For the U.S. military, it’s the million dollar question — or rather the $687 billion question, according to a recent estimate of the Iraq war’s total cost. Is Iraq now stable enough for them to take a permanent back seat?
The short answer is no one knows. The only way they were ever going to find out was to leave Iraq’s own forces to it and hope the whole thing doesn’t come tumbling down. They started doing that on Tuesday when they pulled out of Iraqi cities.
It’s been an encouraging start. A big bomb in Kirkuk cast a shadow over Iraq’s celebrations of its new-found sovereignty, but since then things have been relatively quiet. Militants might try to take advantage by stepping up attacks, but for the moment they seem content with celebrating a “victory” over the occupation — and setting off the odd bomb, of course.
The United States’ coalition partners have for the most part long since departed. British forces handed over southern Iraq to the Americans in April, but since 2007 their 4,000 odd troops left had been largely confined to Basra airport anyway.
And one thing the crystal ball gazers have learned about Iraq’s hugely complicated, many-sided conflict is that the past is rarely a reliable guide to the future.
When optimists thought Iraq was poised to enjoy democracy after the fall of Saddam, it spiralled into years of bloody insurgency and sectarian killing. Later, just when it seemed all hope was lost and Iraq would have to be partitioned, things starting getting dramatically better.
The idea that Iraqi forces aren’t ready to take on the country’s security usually centre on claims that they are untested, not well trained or infiltrated with militiamen.
But few deny they look more professional and integrated now than anyone would have thought possible two years ago. They might still be full of militiamen, but those militiamen are no longer kidnapping or killing political rivals, as in the past.
And there are clearly some things the Iraqis do better. For one thing, they know the language and understand the culture.
When I was on a U.S. patrol in Iraq’s troubled Diyala province, a U.S. unit nearby accidentallly shot and wounded a civilian in Jalawla town, forcing them to vacate it because a public outcry would put other soldiers at risk of attack.
What they had done is fire a warning shot at a vehicle after the driver failed to heed a command — in English — to stay back. But few Iraqis in rural areas speak basic English.

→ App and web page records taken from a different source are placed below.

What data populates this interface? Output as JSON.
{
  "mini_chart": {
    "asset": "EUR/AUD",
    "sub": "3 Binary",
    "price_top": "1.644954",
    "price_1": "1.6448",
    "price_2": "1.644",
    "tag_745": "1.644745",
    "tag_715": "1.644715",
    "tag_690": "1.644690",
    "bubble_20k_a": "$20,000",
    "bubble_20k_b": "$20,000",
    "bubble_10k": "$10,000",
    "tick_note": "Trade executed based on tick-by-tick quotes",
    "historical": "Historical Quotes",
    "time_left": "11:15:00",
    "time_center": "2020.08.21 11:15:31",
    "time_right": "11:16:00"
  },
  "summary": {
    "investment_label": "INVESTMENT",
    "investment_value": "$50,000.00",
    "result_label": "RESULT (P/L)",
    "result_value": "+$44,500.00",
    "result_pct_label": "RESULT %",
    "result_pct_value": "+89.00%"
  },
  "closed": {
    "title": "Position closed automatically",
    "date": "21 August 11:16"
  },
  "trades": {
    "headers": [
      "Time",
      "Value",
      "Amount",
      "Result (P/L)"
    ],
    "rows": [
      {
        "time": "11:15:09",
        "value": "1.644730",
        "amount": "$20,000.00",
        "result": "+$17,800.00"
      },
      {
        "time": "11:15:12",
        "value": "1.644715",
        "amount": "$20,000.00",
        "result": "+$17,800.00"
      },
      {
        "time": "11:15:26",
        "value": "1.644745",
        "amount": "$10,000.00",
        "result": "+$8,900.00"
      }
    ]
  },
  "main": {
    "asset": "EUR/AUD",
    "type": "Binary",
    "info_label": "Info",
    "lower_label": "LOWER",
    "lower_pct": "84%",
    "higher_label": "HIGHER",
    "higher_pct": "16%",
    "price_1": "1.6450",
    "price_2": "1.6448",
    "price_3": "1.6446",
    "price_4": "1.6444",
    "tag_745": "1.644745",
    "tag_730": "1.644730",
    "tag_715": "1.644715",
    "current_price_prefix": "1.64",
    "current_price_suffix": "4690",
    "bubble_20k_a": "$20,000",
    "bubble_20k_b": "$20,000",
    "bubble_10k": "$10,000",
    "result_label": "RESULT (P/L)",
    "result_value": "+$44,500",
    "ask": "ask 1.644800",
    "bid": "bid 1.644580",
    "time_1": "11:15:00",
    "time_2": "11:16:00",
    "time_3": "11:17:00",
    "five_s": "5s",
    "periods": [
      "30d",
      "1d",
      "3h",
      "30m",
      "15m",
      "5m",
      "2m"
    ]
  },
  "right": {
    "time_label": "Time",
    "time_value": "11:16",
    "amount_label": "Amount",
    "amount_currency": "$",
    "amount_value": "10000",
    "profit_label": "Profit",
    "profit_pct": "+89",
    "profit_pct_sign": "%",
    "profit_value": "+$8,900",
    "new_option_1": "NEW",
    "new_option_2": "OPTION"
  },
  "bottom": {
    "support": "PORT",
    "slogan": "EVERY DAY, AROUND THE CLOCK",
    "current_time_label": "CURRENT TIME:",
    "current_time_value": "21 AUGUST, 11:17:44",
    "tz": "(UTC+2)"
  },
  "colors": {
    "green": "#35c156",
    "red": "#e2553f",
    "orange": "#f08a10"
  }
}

The real test will be when U.S. pulls all combat forces out, under President Barack Obama’s orders, by September next year.
Many Iraqis I’ve spoken too seem convinced the insurgents are just biding their time, sharpening their knives and stockpiling explosives waiting to reignite the conflict.
But whether or not Iraq can look after itself, at some point the Americans have to say: Look, we’ve done our best to get the lid back on Pandora’s Box. Now it’s over to you.